- EXERCISE DETAILS -
Lines before the one containing "Transcribe this image's" are left out. Retype that line and the rest through the end of the material exactly.

▽

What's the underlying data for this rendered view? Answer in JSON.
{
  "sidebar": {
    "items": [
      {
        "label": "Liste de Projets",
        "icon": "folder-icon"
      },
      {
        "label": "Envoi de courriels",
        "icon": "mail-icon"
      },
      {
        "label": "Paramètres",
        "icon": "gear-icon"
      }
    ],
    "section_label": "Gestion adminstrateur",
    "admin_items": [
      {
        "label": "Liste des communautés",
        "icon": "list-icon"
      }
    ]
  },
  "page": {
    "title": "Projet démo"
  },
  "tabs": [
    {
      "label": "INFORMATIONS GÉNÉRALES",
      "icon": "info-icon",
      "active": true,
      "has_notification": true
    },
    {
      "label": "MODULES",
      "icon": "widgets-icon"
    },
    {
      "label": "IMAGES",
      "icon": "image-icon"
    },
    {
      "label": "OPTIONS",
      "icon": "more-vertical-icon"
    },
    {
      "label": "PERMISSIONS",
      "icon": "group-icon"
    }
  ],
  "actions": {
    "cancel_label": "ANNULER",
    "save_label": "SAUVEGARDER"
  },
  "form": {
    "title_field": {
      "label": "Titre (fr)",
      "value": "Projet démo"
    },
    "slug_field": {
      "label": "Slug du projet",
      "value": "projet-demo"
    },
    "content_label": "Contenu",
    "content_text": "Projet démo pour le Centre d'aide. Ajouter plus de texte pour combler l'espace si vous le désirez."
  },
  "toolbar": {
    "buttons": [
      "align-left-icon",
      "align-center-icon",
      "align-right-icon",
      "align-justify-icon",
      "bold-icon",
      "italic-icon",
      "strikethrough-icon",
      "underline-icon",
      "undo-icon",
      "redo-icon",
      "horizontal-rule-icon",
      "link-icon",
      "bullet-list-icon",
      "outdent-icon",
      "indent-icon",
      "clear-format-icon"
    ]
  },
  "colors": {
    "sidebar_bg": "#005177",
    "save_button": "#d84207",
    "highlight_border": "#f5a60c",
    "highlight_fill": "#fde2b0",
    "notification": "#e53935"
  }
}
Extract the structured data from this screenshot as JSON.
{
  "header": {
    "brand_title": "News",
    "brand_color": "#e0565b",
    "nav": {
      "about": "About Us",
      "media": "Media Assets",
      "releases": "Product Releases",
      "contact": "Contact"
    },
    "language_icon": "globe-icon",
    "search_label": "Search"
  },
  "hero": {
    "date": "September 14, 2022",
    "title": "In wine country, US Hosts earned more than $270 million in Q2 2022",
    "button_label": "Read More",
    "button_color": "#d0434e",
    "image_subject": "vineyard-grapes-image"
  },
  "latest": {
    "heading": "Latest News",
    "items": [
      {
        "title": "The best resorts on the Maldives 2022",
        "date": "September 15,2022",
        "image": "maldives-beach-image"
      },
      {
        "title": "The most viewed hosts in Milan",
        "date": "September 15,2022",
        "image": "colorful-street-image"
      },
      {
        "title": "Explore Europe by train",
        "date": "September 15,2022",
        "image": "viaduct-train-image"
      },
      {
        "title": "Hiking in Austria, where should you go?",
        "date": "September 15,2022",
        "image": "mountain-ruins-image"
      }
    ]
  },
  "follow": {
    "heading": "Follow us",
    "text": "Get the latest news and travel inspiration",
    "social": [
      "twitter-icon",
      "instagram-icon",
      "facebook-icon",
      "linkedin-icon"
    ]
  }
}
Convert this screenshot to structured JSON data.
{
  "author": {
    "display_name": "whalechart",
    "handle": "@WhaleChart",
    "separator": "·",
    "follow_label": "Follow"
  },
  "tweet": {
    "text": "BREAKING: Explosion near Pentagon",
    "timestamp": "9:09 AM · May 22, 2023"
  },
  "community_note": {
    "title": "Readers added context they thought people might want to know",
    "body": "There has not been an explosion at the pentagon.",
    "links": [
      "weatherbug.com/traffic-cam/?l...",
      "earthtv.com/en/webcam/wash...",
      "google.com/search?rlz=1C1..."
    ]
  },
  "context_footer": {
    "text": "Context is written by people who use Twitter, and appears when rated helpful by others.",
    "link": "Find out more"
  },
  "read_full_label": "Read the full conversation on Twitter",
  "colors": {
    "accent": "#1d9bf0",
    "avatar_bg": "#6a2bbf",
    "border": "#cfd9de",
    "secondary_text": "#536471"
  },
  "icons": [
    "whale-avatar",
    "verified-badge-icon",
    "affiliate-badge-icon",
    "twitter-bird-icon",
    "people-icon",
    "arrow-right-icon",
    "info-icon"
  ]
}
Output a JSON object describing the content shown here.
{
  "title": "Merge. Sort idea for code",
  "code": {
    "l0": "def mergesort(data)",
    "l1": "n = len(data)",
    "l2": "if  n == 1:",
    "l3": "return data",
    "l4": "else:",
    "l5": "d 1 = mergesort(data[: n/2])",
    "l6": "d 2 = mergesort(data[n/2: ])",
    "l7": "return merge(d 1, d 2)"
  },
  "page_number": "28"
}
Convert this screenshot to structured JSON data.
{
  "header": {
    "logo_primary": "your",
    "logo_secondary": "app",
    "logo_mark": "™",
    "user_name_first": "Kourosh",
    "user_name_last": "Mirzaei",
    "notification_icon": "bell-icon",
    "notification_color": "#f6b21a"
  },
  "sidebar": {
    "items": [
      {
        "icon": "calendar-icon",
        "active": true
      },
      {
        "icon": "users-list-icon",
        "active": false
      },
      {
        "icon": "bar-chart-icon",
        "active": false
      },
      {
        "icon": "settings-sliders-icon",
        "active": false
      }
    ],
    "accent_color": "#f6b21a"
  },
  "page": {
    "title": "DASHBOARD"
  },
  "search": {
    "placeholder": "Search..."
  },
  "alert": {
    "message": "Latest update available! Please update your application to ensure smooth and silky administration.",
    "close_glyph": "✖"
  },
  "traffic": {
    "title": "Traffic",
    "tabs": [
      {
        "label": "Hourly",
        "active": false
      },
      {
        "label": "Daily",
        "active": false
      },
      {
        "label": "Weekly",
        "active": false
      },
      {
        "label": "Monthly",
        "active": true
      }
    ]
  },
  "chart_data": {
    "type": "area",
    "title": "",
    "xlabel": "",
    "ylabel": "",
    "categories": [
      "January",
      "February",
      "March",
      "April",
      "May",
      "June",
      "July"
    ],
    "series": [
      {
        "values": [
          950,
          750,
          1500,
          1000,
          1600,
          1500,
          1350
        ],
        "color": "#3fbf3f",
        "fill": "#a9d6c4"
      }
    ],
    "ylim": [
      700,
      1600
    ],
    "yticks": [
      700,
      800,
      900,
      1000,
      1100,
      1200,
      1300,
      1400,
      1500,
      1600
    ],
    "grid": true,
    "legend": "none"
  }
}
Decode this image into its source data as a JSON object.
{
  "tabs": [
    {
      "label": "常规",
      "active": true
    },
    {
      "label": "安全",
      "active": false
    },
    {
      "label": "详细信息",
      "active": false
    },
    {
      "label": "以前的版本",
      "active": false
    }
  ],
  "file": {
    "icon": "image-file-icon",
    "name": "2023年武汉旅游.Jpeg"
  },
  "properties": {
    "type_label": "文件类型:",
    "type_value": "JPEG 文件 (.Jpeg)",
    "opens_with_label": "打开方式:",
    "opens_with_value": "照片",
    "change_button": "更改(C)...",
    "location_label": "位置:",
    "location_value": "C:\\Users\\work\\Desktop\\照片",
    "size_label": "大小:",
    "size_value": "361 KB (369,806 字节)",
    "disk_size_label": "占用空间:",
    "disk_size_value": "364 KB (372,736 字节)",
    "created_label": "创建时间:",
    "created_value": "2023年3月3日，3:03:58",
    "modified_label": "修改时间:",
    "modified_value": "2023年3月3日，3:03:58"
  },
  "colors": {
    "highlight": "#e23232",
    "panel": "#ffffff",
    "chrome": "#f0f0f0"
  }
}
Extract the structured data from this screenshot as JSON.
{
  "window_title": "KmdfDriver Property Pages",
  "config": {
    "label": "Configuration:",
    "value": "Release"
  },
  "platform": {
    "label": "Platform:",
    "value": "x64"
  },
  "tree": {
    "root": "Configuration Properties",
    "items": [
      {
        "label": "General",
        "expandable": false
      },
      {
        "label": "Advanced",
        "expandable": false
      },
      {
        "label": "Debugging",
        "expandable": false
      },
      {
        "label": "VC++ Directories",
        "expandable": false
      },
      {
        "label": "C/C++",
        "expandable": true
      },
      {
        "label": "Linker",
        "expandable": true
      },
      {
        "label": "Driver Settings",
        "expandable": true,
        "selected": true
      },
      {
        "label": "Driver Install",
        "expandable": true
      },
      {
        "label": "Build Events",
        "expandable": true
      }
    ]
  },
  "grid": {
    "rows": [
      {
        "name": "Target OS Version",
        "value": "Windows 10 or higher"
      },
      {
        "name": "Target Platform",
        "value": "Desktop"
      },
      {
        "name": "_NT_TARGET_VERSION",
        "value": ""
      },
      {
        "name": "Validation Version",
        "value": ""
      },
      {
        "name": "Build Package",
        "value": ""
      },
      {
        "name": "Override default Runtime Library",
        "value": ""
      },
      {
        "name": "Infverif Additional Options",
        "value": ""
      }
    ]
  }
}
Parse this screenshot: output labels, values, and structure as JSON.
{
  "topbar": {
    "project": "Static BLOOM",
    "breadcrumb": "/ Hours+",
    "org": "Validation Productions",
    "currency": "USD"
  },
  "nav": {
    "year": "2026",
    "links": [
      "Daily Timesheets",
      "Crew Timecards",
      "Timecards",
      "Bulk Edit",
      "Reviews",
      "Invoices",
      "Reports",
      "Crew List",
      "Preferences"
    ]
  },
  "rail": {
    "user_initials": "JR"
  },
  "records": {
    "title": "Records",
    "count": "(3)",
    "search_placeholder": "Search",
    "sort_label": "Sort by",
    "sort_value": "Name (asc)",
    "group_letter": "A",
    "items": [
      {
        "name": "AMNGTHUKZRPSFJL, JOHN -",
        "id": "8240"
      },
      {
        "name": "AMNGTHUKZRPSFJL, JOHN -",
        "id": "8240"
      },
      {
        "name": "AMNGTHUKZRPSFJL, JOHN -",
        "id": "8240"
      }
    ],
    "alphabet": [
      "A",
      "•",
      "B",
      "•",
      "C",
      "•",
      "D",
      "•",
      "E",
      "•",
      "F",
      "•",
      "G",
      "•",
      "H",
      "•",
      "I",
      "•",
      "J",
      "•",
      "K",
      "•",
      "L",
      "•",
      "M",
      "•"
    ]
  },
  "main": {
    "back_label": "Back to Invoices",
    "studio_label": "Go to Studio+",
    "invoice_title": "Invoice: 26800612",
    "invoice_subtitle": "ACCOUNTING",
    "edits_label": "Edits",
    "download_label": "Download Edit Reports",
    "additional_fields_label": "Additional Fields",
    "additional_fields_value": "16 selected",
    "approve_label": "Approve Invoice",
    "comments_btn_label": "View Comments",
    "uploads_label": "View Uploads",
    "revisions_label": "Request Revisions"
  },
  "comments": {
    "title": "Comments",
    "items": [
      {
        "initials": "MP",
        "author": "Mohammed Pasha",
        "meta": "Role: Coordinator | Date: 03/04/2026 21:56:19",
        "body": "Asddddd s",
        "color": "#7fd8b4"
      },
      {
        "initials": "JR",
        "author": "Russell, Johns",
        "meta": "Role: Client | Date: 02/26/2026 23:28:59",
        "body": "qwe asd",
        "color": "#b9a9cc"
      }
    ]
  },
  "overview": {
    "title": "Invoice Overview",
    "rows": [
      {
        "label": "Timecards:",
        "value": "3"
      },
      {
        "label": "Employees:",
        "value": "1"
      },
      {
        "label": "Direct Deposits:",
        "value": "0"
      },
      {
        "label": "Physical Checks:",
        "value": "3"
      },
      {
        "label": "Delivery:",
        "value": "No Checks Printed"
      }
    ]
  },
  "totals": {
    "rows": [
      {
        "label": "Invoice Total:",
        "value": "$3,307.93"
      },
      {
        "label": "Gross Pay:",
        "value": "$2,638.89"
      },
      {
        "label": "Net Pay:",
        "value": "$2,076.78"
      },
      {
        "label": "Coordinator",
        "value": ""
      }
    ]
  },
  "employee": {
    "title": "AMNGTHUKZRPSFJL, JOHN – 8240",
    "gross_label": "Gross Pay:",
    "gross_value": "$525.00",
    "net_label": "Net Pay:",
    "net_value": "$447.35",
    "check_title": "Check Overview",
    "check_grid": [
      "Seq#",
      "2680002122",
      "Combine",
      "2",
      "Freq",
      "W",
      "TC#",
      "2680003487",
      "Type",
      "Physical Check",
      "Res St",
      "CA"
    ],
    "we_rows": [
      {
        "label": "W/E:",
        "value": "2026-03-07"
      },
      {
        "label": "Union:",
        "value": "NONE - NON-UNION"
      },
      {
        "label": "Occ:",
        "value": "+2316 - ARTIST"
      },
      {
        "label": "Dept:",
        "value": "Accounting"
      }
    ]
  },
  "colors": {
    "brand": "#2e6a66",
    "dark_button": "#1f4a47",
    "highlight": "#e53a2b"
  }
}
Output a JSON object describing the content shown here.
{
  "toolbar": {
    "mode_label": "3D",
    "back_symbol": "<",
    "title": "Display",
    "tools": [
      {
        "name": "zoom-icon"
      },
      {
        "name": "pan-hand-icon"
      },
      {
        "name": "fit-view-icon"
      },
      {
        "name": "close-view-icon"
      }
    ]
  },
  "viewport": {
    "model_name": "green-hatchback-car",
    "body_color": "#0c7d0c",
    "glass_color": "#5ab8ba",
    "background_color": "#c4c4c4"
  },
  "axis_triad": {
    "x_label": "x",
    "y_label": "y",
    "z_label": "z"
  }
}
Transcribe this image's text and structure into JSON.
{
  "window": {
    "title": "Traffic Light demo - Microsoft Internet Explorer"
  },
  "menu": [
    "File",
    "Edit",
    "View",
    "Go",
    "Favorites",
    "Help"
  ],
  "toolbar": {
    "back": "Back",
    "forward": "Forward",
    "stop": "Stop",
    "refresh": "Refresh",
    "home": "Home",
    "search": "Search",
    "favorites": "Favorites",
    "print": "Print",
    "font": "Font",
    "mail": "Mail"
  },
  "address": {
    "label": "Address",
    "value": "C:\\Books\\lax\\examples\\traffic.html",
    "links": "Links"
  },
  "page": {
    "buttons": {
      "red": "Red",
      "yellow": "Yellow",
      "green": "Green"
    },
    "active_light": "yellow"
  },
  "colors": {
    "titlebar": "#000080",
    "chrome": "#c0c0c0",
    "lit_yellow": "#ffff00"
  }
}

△

- THE ANSWER -
Transcribe this image's text and structure into JSON.
{
  "window": {
    "title": "Traffic Light demo - Microsoft Internet Explorer"
  },
  "menu": [
    "File",
    "Edit",
    "View",
    "Go",
    "Favorites",
    "Help"
  ],
  "toolbar": {
    "back": "Back",
    "forward": "Forward",
    "stop": "Stop",
    "refresh": "Refresh",
    "home": "Home",
    "search": "Search",
    "favorites": "Favorites",
    "print": "Print",
    "font": "Font",
    "mail": "Mail"
  },
  "address": {
    "label": "Address",
    "value": "C:\\Books\\lax\\examples\\traffic.html",
    "links": "Links"
  },
  "page": {
    "buttons": {
      "red": "Red",
      "yellow": "Yellow",
      "green": "Green"
    },
    "active_light": "yellow"
  },
  "colors": {
    "titlebar": "#000080",
    "chrome": "#c0c0c0",
    "lit_yellow": "#ffff00"
  }
}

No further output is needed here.